Heading into Saturday afternoon’s crucial road tilt at Utah State, UNLV’s basketball team faced its next major test. After two consecutive losses, the Rebels were looking to right the ship and head home with a 2-2 record in the toughest six-game stretch of the season. If head coach Marvin Menzies is going to get his young Rebels back on track, Saturday’s dogfight was the moment and his most important ammunition in this fight was fueled by a reliance on upperclassmen leadership.

The questions regarding the young team’s progress (UNLV has 11 underclassmen on the roster and just three upperclassmen) were set to be answered in Logan’s Dee Glen Smith Spectrum, and they most certainly were: UNLV’s upperclassmen fired blanks and the Rebels were blown out, 82-56, by Utah State.

“They’re giving me some effort,” Menzies said after the loss. “They are playing hard. They are trying to fight. However, we’re making too many mental errors and too many miscues. There’s just a lot of immaturity in that realm defensively that we need to fix. They have to be connected as five guys defensively and quite often we’re not.”

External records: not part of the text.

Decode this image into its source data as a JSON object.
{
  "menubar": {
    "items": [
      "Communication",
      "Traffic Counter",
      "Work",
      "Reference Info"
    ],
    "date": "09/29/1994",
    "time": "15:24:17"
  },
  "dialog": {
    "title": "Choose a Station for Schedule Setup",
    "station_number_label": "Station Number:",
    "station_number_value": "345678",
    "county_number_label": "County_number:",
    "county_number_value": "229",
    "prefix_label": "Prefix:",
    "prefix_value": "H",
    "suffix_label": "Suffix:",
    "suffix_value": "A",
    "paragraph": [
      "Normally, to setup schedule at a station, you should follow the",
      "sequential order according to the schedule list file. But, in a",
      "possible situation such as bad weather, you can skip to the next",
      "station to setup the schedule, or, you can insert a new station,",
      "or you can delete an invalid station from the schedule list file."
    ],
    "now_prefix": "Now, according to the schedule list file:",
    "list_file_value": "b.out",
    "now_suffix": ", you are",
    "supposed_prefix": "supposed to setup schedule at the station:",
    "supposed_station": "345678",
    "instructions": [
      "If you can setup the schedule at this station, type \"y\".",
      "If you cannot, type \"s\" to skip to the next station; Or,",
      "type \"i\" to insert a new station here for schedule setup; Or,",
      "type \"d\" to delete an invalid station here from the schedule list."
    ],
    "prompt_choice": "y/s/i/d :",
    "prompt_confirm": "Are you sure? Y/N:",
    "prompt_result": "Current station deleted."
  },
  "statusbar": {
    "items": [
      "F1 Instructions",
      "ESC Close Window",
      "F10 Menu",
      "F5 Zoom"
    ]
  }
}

Translation: There is ZERO leadership from the “experienced” upperclassmen.

Seniors Kris Clyburn and Noah Robotham couldn’t even defend a flaccid broomstick and junior Nic Blair attempted to one-up them both after fouling out in just 10 minutes of play. At one point, Clyburn was even spotted happily smiling on the court with UNLV trailing 16 late in the first half. Not long after, the senior air-balled a jumper with a man in his face then immediately allowed his man to slip past him for an easy fast break layup.

For someone getting their ass kicked in their final year of competitive basketball, smiling while getting boat-raced is a bad look. More than a few UNLV fans took issue — especially me.

For the third time in three games, UNLV’s porous defense allowed 82 points or more. Menzies, whose hot seat got even warmer after this one, believes much of it has to do with a lack of on-floor maturity.

While there’s plenty of blame to pass around in this one — from coaching staff lineup choices, to shot selection, to overall team effort — it starts with the guys expected to show these young players how it’s done on the floor. Instead, all three upperclassmen were more of the problem than they were solution.

The upperclassmen combined to shoot 6-of-24 in the loss. Clyburn took 30 percent of UNLV’s shots in this one, hitting 5-of-13 with two that were lucky to even go in. Robotham was 1-for-7 with three points, five assists and three turnovers, while Blair was 0-for-4 before fouling out with 12:18 to go in the game after turning the ball over. Worse, Robotham’s defensive assignment, Sam Merrill, scored 20 points with five assists and three rebounds.

The loss of its top player, senior Shakur Juiston, in December really affected the dynamic of the team. When junior Cheickna Dembele went out at the same time, UNLV was forced to rely on small lineups and — specifically — rely on Clyburn and Robotham to run the show. While they have had stretches of solid play, the biggest moments have exposed them for being what they are: role players, not go-to scorers and leaders.

Most fans would probably be able to accept the roller coaster of performance, IF it were the result of a youth movement. Watching the seniors go out there and simply flail around like a newborn baby coming out of the womb isn’t acceptable to most.

To add to the struggle, UNLV’s top three underclassmen, Joel Ntambwe, Amauri Hardy and Cheikh Mbacke Diong, scored a combined 41 points on 14-of-27 shooting. With the upperclassmen shooting so poorly, one would think the older, more mature players would try to feed them the ball. Nope. Instead, it’s more of the same with the seniors, forcing bad shots and missing easy layups.

And, now, to make matters worse, there seems to be a divide in the locker room between the older players and their younger teammates. Robotham even threw some shade at the young pups.

Doesn’t sound like a senior leader in touch with his fellow teammates.

Whatever the disconnect is, UNLV doesn’t have much time to right the ship. The vultures are rightfully circling and, if Menzies wants to get his shot at seeing his program plan come to full fruition, something has gotta change. Nothing he’s done the past two weeks has proven he is on the right track and the cries for Rick Pitino will only grow louder with every poor performance.